Your task:
Pull each line containing "CITY" from the data.

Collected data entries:
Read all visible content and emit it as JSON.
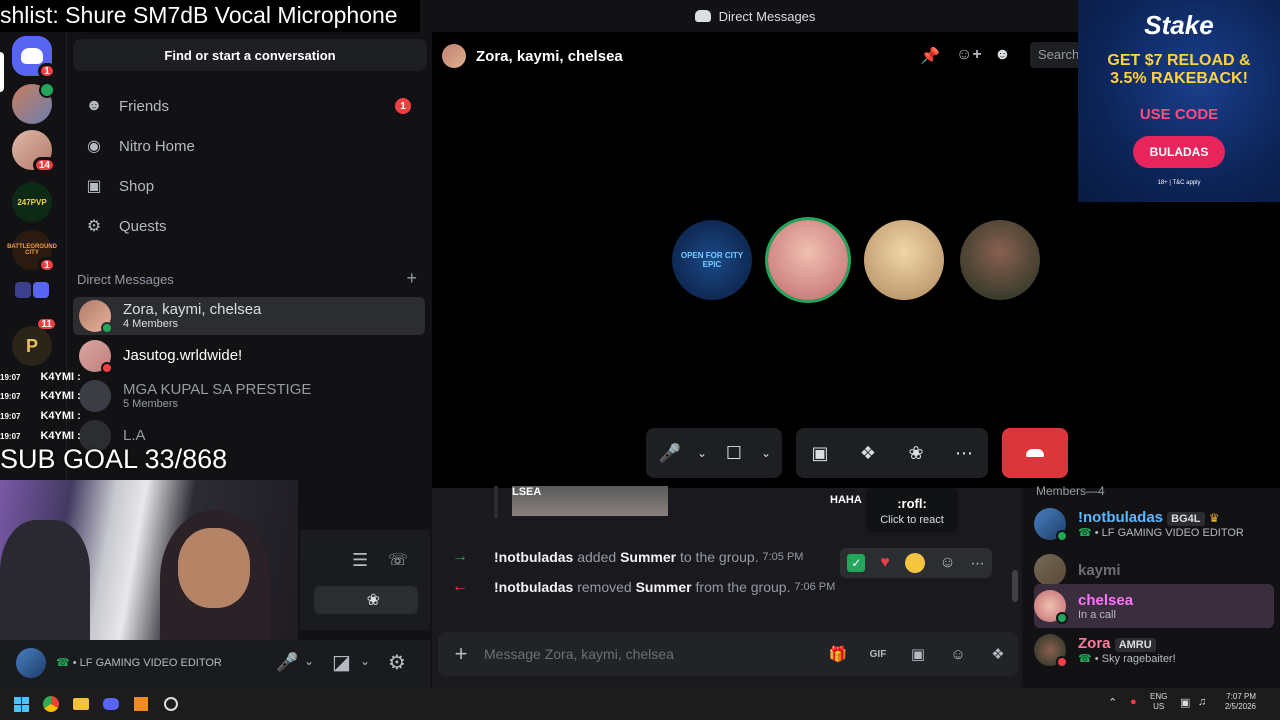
{
  "overlay": {
    "title": "shlist: Shure SM7dB Vocal Microphone",
    "sub_goal": "SUB GOAL 33/868",
    "chat_lines": [
      "K4YMI :",
      "K4YMI :",
      "K4YMI :",
      "K4YMI :"
    ],
    "chat_times": [
      "19:07",
      "19:07",
      "19:07",
      "19:07"
    ]
  },
  "topbar": {
    "title": "Direct Messages"
  },
  "servers": [
    {
      "badge": "1"
    },
    {
      "badge": ""
    },
    {
      "badge": "14"
    },
    {
      "label": "247PVP",
      "badge": ""
    },
    {
      "label": "BATTLEGROUND CITY",
      "badge": "1"
    },
    {
      "badge": ""
    },
    {
      "badge": "11"
    },
    {
      "label": "P",
      "badge": ""
    }
  ],
  "sidebar": {
    "search_label": "Find or start a conversation",
    "nav": [
      {
        "label": "Friends",
        "badge": "1"
      },
      {
        "label": "Nitro Home"
      },
      {
        "label": "Shop"
      },
      {
        "label": "Quests"
      }
    ],
    "dm_header": "Direct Messages",
    "add_icon": "+",
    "dms": [
      {
        "name": "Zora, kaymi, chelsea",
        "sub": "4 Members"
      },
      {
        "name": "Jasutog.wrldwide!",
        "sub": ""
      },
      {
        "name": "MGA KUPAL SA PRESTIGE",
        "sub": "5 Members"
      },
      {
        "name": "L.A",
        "sub": ""
      }
    ]
  },
  "user_panel": {
    "status": "LF GAMING VIDEO EDITOR",
    "partial_name": "BG4L"
  },
  "call": {
    "header": "Zora, kaymi, chelsea",
    "search_placeholder": "Search",
    "tile_text": "OPEN FOR CITY EPIC"
  },
  "chat": {
    "attachment_text": "LSEA",
    "attachment_text2": "HAHA",
    "tooltip_title": ":rofl:",
    "tooltip_sub": "Click to react",
    "messages": [
      {
        "actor": "!notbuladas",
        "verb": "added",
        "target": "Summer",
        "rest": "to the group.",
        "time": "7:05 PM"
      },
      {
        "actor": "!notbuladas",
        "verb": "removed",
        "target": "Summer",
        "rest": "from the group.",
        "time": "7:06 PM"
      }
    ],
    "input_placeholder": "Message Zora, kaymi, chelsea",
    "gif_label": "GIF"
  },
  "members": {
    "header": "Members—4",
    "list": [
      {
        "name": "!notbuladas",
        "tag": "BG4L",
        "sub": "LF GAMING VIDEO EDITOR",
        "color": "#5cb8ff"
      },
      {
        "name": "kaymi",
        "tag": "",
        "sub": "",
        "color": "#6d6f78"
      },
      {
        "name": "chelsea",
        "tag": "",
        "sub": "In a call",
        "color": "#ff73fa"
      },
      {
        "name": "Zora",
        "tag": "AMRU",
        "sub": "Sky ragebaiter!",
        "color": "#ff7aa0"
      }
    ]
  },
  "ad": {
    "brand": "Stake",
    "line1": "GET $7 RELOAD &",
    "line2": "3.5% RAKEBACK!",
    "use_code": "USE CODE",
    "code": "BULADAS",
    "fine": "18+ | T&C apply"
  },
  "taskbar": {
    "lang": "ENG",
    "region": "US",
    "time": "7:07 PM",
    "date": "2/5/2026"
  }
}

Response area:
      "label": "BATTLEGROUND CITY",
    "tile_text": "OPEN FOR CITY EPIC"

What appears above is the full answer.